Out of the listing below, copy every line that carries the string "icon".
--
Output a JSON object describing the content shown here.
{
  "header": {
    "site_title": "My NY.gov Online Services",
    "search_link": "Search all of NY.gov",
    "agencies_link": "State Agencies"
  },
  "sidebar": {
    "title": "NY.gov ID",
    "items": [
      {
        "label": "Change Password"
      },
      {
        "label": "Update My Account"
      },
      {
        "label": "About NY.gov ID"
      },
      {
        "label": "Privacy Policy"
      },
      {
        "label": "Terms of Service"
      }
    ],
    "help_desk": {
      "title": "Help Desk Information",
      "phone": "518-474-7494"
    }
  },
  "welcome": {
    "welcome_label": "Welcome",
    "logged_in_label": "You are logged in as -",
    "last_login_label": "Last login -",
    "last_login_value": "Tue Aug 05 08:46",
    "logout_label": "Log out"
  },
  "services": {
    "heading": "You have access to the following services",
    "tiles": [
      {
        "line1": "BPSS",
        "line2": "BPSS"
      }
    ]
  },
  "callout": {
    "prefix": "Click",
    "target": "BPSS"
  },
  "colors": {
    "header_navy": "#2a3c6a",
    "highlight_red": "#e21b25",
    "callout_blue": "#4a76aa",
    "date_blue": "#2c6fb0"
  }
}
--
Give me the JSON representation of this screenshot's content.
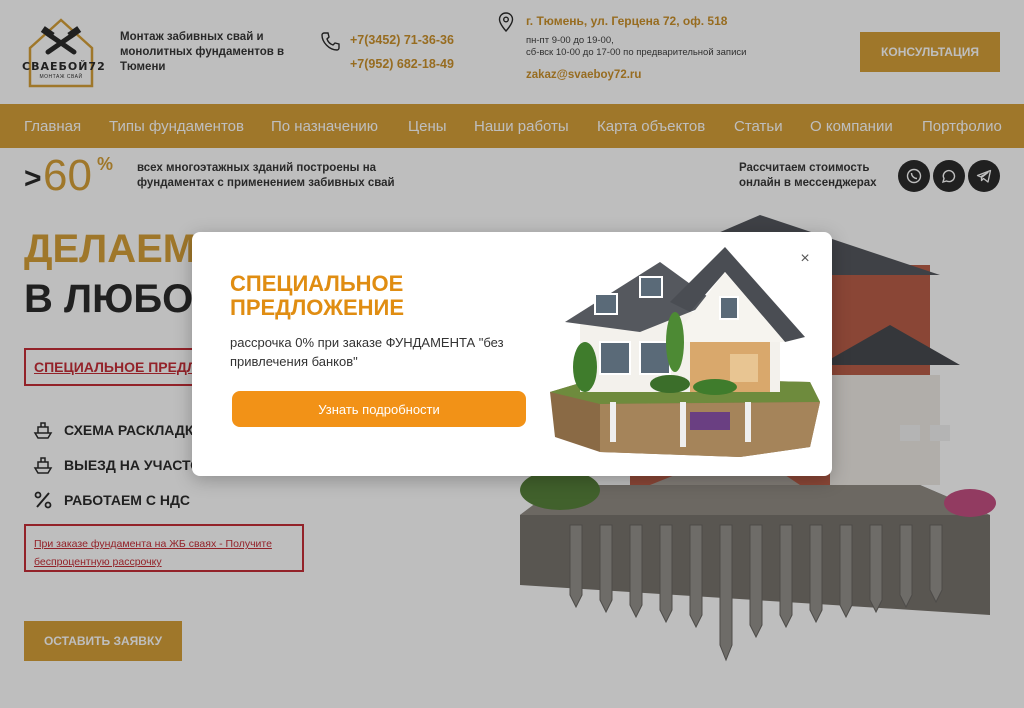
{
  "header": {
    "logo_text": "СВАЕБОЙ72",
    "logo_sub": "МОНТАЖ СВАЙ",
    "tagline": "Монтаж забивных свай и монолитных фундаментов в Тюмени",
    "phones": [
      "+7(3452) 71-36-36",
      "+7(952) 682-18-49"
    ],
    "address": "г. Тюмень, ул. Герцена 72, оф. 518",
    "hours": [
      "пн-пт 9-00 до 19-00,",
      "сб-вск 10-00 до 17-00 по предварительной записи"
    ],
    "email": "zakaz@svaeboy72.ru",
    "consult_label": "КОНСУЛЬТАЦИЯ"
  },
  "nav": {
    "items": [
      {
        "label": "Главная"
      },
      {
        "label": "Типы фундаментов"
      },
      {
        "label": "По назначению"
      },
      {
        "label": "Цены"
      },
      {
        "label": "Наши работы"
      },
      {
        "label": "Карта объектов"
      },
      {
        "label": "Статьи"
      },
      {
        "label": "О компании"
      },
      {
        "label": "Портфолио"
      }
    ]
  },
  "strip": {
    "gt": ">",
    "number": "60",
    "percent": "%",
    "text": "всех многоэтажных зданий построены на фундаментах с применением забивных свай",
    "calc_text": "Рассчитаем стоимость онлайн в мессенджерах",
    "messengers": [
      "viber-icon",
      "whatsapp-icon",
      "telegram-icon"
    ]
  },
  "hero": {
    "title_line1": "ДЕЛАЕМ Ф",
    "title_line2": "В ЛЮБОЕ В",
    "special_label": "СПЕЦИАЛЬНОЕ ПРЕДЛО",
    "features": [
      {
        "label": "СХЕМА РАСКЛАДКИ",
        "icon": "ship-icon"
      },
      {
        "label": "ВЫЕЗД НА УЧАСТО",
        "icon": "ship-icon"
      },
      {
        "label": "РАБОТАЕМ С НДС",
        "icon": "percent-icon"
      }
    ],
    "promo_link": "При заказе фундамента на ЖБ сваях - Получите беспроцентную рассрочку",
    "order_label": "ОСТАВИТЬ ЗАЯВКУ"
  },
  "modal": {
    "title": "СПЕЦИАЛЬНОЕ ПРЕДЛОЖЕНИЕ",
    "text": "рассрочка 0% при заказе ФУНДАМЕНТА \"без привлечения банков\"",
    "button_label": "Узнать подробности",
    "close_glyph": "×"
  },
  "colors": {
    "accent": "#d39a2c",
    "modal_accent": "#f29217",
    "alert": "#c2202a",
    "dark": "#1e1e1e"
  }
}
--
Solution for this task:
      "viber-icon",
      "whatsapp-icon",
      "telegram-icon"
        "icon": "ship-icon"
        "icon": "ship-icon"
        "icon": "percent-icon"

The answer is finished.